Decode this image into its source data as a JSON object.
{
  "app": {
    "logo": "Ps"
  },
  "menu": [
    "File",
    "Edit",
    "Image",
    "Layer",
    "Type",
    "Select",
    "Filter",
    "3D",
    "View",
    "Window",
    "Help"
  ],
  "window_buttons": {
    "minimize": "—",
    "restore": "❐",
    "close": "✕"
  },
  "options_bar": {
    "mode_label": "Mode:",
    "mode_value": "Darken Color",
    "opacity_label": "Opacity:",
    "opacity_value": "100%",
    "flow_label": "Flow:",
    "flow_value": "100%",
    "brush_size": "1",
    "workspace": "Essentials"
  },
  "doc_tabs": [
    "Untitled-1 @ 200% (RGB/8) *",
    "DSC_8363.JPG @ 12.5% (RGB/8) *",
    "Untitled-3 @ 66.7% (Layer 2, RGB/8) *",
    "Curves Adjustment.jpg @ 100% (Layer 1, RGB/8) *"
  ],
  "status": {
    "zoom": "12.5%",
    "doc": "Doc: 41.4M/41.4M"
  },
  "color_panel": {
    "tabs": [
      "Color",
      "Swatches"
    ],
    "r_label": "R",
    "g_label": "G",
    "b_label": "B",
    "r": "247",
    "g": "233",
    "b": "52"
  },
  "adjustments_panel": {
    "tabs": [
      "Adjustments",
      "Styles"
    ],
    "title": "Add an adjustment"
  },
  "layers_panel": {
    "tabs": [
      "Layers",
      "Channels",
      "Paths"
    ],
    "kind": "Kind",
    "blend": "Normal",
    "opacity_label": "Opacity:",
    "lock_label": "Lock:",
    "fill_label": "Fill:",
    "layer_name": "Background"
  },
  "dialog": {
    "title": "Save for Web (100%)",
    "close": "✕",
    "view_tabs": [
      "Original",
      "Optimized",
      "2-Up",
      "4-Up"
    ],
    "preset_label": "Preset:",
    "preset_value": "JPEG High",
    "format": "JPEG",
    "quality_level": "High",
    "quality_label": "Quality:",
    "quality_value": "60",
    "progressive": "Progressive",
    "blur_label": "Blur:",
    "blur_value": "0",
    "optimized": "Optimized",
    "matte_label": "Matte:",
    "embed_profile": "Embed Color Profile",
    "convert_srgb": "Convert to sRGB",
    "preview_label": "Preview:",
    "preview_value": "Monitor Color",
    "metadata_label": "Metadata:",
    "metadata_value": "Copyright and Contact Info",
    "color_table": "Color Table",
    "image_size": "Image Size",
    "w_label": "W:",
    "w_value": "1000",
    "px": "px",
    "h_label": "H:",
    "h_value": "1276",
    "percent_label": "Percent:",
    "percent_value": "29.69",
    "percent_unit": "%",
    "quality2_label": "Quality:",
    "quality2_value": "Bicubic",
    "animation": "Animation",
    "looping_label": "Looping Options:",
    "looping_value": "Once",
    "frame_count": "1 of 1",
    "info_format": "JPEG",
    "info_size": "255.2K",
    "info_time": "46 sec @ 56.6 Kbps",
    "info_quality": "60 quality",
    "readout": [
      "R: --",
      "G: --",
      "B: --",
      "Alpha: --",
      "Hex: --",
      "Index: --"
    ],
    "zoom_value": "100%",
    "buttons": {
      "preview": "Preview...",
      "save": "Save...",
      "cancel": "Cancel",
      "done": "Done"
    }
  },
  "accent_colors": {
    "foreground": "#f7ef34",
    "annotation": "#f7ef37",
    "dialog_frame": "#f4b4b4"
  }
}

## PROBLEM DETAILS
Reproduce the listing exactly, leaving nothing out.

## ANSWER AREA
Decode this image into its source data as a JSON object.
{
  "app": {
    "logo": "Ps"
  },
  "menu": [
    "File",
    "Edit",
    "Image",
    "Layer",
    "Type",
    "Select",
    "Filter",
    "3D",
    "View",
    "Window",
    "Help"
  ],
  "window_buttons": {
    "minimize": "—",
    "restore": "❐",
    "close": "✕"
  },
  "options_bar": {
    "mode_label": "Mode:",
    "mode_value": "Darken Color",
    "opacity_label": "Opacity:",
    "opacity_value": "100%",
    "flow_label": "Flow:",
    "flow_value": "100%",
    "brush_size": "1",
    "workspace": "Essentials"
  },
  "doc_tabs": [
    "Untitled-1 @ 200% (RGB/8) *",
    "DSC_8363.JPG @ 12.5% (RGB/8) *",
    "Untitled-3 @ 66.7% (Layer 2, RGB/8) *",
    "Curves Adjustment.jpg @ 100% (Layer 1, RGB/8) *"
  ],
  "status": {
    "zoom": "12.5%",
    "doc": "Doc: 41.4M/41.4M"
  },
  "color_panel": {
    "tabs": [
      "Color",
      "Swatches"
    ],
    "r_label": "R",
    "g_label": "G",
    "b_label": "B",
    "r": "247",
    "g": "233",
    "b": "52"
  },
  "adjustments_panel": {
    "tabs": [
      "Adjustments",
      "Styles"
    ],
    "title": "Add an adjustment"
  },
  "layers_panel": {
    "tabs": [
      "Layers",
      "Channels",
      "Paths"
    ],
    "kind": "Kind",
    "blend": "Normal",
    "opacity_label": "Opacity:",
    "lock_label": "Lock:",
    "fill_label": "Fill:",
    "layer_name": "Background"
  },
  "dialog": {
    "title": "Save for Web (100%)",
    "close": "✕",
    "view_tabs": [
      "Original",
      "Optimized",
      "2-Up",
      "4-Up"
    ],
    "preset_label": "Preset:",
    "preset_value": "JPEG High",
    "format": "JPEG",
    "quality_level": "High",
    "quality_label": "Quality:",
    "quality_value": "60",
    "progressive": "Progressive",
    "blur_label": "Blur:",
    "blur_value": "0",
    "optimized": "Optimized",
    "matte_label": "Matte:",
    "embed_profile": "Embed Color Profile",
    "convert_srgb": "Convert to sRGB",
    "preview_label": "Preview:",
    "preview_value": "Monitor Color",
    "metadata_label": "Metadata:",
    "metadata_value": "Copyright and Contact Info",
    "color_table": "Color Table",
    "image_size": "Image Size",
    "w_label": "W:",
    "w_value": "1000",
    "px": "px",
    "h_label": "H:",
    "h_value": "1276",
    "percent_label": "Percent:",
    "percent_value": "29.69",
    "percent_unit": "%",
    "quality2_label": "Quality:",
    "quality2_value": "Bicubic",
    "animation": "Animation",
    "looping_label": "Looping Options:",
    "looping_value": "Once",
    "frame_count": "1 of 1",
    "info_format": "JPEG",
    "info_size": "255.2K",
    "info_time": "46 sec @ 56.6 Kbps",
    "info_quality": "60 quality",
    "readout": [
      "R: --",
      "G: --",
      "B: --",
      "Alpha: --",
      "Hex: --",
      "Index: --"
    ],
    "zoom_value": "100%",
    "buttons": {
      "preview": "Preview...",
      "save": "Save...",
      "cancel": "Cancel",
      "done": "Done"
    }
  },
  "accent_colors": {
    "foreground": "#f7ef34",
    "annotation": "#f7ef37",
    "dialog_frame": "#f4b4b4"
  }
}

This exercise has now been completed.